> TASK DETAILS: A line belongs in the answer if it contains "description"; copy every such line from the entries below.

START RECORD EXTRACTS

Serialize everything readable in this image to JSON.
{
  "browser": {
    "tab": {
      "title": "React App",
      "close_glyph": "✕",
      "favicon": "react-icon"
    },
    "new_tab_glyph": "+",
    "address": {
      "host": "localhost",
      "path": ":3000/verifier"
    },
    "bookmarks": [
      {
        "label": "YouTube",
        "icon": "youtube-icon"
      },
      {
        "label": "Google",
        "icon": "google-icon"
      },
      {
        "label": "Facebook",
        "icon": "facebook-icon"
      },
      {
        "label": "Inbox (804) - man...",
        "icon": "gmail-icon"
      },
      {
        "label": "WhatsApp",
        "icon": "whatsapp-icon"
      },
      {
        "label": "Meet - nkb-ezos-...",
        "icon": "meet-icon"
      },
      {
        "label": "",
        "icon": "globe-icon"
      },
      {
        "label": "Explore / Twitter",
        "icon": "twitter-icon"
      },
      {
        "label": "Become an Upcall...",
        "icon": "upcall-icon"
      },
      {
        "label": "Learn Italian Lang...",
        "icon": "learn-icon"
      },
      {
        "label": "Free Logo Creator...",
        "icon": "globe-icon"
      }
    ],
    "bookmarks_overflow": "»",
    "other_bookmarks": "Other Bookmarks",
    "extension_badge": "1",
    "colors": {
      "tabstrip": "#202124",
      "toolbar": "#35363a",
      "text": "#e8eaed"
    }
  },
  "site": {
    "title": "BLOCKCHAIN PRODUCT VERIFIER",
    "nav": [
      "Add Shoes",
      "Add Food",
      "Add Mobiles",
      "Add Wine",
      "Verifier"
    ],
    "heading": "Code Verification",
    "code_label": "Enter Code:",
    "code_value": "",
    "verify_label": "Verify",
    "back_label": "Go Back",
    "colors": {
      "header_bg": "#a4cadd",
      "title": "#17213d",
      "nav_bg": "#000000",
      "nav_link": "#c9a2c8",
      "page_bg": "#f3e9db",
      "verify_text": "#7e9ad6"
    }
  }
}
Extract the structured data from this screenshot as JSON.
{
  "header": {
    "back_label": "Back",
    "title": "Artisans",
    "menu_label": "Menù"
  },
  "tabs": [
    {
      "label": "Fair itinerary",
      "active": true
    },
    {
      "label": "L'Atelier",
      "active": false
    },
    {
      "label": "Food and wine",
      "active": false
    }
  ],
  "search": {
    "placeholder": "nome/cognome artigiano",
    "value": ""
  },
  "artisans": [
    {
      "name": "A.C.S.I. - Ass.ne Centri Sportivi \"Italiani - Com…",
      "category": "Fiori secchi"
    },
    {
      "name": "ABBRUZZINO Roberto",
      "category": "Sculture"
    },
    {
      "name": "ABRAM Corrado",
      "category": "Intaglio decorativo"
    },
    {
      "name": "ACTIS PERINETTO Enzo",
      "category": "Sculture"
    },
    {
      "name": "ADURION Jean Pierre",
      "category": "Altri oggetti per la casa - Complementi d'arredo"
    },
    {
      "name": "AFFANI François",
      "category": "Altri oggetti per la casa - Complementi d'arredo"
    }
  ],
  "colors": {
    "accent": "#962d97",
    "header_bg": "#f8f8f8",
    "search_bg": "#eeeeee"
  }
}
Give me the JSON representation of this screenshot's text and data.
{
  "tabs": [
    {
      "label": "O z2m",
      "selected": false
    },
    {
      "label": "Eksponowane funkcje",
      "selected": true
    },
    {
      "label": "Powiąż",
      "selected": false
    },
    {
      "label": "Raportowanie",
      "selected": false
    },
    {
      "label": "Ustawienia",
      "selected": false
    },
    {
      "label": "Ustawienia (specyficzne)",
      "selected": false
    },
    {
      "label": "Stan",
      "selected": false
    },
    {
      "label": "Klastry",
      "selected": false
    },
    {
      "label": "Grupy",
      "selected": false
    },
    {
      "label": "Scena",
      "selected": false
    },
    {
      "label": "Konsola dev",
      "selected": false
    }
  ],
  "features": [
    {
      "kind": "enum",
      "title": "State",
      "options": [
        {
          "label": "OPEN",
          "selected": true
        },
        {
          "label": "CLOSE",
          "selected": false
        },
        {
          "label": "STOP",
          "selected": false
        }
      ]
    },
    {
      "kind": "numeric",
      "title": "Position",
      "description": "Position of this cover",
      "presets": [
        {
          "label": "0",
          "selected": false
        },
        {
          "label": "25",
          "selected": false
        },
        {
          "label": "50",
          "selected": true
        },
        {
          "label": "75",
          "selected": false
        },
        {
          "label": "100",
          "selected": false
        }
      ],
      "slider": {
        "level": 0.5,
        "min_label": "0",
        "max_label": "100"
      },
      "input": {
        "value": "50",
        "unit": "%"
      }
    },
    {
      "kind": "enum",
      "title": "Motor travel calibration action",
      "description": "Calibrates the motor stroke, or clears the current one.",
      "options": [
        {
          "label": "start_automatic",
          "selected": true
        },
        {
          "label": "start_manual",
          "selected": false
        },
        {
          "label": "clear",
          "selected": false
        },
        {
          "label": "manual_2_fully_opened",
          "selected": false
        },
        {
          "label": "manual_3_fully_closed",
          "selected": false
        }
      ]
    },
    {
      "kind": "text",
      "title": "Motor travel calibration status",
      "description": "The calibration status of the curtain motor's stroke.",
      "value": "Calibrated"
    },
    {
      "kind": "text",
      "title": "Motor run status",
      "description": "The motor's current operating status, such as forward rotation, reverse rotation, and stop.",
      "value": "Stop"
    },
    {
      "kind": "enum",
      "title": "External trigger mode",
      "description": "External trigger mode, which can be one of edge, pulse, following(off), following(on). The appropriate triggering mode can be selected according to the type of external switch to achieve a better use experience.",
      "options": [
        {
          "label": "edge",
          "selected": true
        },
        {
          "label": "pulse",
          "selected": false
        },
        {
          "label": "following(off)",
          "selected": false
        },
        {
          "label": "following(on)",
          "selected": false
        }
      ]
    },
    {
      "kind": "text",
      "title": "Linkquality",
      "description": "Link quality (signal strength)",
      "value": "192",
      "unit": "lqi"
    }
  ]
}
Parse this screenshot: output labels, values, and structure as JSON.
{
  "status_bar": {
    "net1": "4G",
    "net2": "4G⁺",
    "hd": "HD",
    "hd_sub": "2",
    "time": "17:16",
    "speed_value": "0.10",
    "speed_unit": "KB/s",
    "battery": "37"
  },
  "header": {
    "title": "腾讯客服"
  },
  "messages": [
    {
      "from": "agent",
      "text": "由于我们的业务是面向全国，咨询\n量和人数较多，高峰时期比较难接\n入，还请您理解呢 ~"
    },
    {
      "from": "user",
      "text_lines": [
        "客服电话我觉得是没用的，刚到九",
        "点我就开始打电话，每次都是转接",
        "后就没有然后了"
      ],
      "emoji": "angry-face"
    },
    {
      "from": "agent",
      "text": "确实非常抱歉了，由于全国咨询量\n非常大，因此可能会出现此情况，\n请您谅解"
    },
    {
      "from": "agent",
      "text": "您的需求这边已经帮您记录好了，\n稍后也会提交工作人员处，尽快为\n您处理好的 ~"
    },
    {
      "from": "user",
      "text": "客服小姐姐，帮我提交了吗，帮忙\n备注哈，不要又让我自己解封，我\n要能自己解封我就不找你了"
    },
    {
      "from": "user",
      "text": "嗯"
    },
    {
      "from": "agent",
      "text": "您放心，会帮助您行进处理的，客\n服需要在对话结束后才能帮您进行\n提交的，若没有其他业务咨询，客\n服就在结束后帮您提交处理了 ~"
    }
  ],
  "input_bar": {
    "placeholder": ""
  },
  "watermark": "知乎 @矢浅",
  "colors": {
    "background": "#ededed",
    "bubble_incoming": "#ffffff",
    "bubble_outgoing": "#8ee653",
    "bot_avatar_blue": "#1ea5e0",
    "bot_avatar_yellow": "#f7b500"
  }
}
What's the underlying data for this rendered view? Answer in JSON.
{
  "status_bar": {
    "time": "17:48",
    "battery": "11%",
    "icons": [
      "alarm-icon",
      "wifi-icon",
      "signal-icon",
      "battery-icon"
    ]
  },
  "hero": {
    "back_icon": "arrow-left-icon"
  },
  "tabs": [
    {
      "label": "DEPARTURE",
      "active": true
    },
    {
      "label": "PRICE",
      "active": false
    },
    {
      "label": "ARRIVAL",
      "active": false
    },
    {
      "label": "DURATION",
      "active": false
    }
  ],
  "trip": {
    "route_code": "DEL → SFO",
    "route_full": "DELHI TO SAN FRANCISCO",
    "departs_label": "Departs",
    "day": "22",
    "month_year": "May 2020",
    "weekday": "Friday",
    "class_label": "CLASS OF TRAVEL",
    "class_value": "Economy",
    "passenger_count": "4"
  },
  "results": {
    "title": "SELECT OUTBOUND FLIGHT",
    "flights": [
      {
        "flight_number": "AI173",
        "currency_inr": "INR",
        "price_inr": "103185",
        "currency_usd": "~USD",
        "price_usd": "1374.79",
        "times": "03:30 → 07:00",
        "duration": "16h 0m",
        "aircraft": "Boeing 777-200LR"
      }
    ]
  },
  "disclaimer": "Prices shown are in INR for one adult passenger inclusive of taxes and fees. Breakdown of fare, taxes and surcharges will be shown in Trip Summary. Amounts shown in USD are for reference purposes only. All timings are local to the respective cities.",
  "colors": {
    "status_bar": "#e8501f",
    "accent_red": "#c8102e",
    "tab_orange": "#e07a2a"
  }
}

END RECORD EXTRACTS

> RESULT BELOW:
      "description": "Position of this cover",
      "description": "Calibrates the motor stroke, or clears the current one.",
      "description": "The calibration status of the curtain motor's stroke.",
      "description": "The motor's current operating status, such as forward rotation, reverse rotation, and stop.",
      "description": "External trigger mode, which can be one of edge, pulse, following(off), following(on). The appropriate triggering mode can be selected according to the type of external switch to achieve a better use experience.",
      "description": "Link quality (signal strength)",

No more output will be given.